I’ve been reading a great book, “Jesus the Same,” by Charles Edward Jefferson.” Jefferson says that the foremost characteristic of Jesus was his trust in the goodness of God: “To trust in the goodness and mercy of the good Father was his own intensest and fullest delight.” I love the way this author describes the way Jesus felt about trust: “It was the heaven above his head, the earth beneath his feet, the atmosphere he daily breathed, the spirit in which he was saturated, the music that ran all through his conversation, the inspiration of his life.”
What a wonderful goal, to learn to trust as Jesus did!
Show me the way I should go, for to you I entrust my life. Ps 143:8
Oh boy. If only I could forgive someone once, and it would last. Those grumpy feelings towards the person who “wronged” me keep resurfacing. Before I know it, I’m all tangled up again in hurt and indignation.
I think that’s why Jesus made forgiveness front and center when he taught his disciples to pray: “Forgive us our sins as we forgive those who sin against us. ” Forgiving others needs to be a discipline.
I am so glad the parable of the unmerciful servant is in the Bible. (Matt 18:21-25) It convicts me to forgive when nothing else does.
It reminds me that I owe God more than I could ever repay, and He forgives me.
Whew! How could I then turn around and be unforgiving with someone else?
I talk about this a lot, but I’m still going to keep on mentioning it, because it’s so vital. Whenever we thank God, we’re rewriting the narrative of our life. We’re saying, “The day was not a failure filled with mishaps. God was in my day. He showed me his love. He orchestrated my times.”
I was reading back through my gratitude journal recently, and I was struck by how many of the things I am grateful for have to do with people. I am so blessed by having a relationship with so many wonderful individuals!!

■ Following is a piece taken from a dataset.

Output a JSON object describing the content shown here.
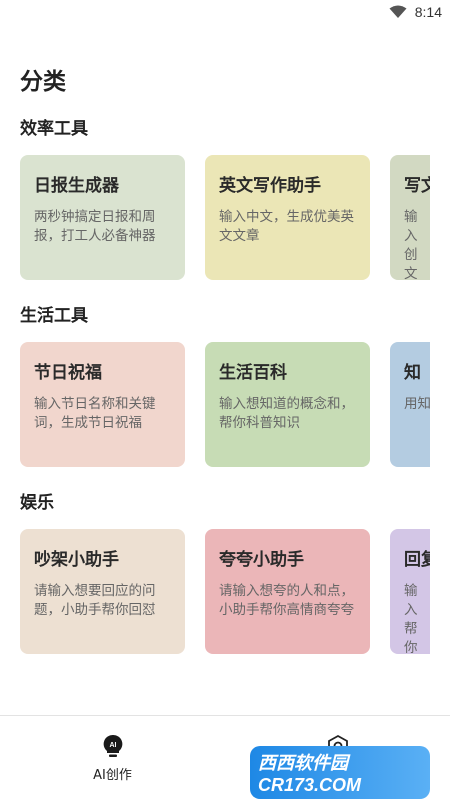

Here is a picture of some of the women I got to have lunch with at the REACH conference. Three of them are members of our church who have moved to other cities — New York, Baltimore and Phoenix. I was so happy to get to spend time with them!
Gratitude changes our perspective. I’ve talked to two women recently who have been working on gratitude, and have had breakthroughs in their marriage because they viewed their husbands differently.
We can have breakthroughs in our heart as well, if we will SEE God and how he gives to us.
Humility is like going on a road trip with God.
We don’t say, “Here’s where I’m going today.” We say, “God, where are we going today?” And then we trust that whatever happens is a part of the trip God is laying out for us.
When we hit a roadblock or challenge, we don’t freak out. We say, “Okay, Father, you brought me to this. Show me what to do. Help me deal with it.”
When we pray, we don’t petition and then forget. We watch to see how God is answering these prayers. “In the morning I lay my requests before you and wait expectantly.” Ps 5:3b
And when a situation seems too hard, we tell God, “I know your grace is sufficient and it will get me through this moment, this tough circumstance, this day.” (II Cor 12:9)
It’s being reactive, not proactive. Yes, we should be intentional and do things, but we’re not setting out on our own, we’re always seeking to see what God is doing and keep in step with that.
“…the Son can do nothing by himself; he can do only what he sees his Father doing, because whatever the Father does the Son also does.” John 5:19
“The one who sent me is with me; he has not left me alone, for I always do what pleases him.” John 8:29
God concludes Malachi with a dire warning. If the people do not turn their hearts back to him, there will be total destruction. Literally, this word means they will be cursed!
Surely this is true for us as well. “. . . every violation of the law and every act of disobedience was punished. So what makes us think we can escape if we ignore this great salvation . . . ?” Heb. 2:1b-2a
As encouraging as I believe God’s grace is, as merciful, longsuffering and patient that he is, we must keep working on our hearts!! God wants true worship!
It is a discipline, but the discipline is sweet, bringing us closer to our wonderful Lord.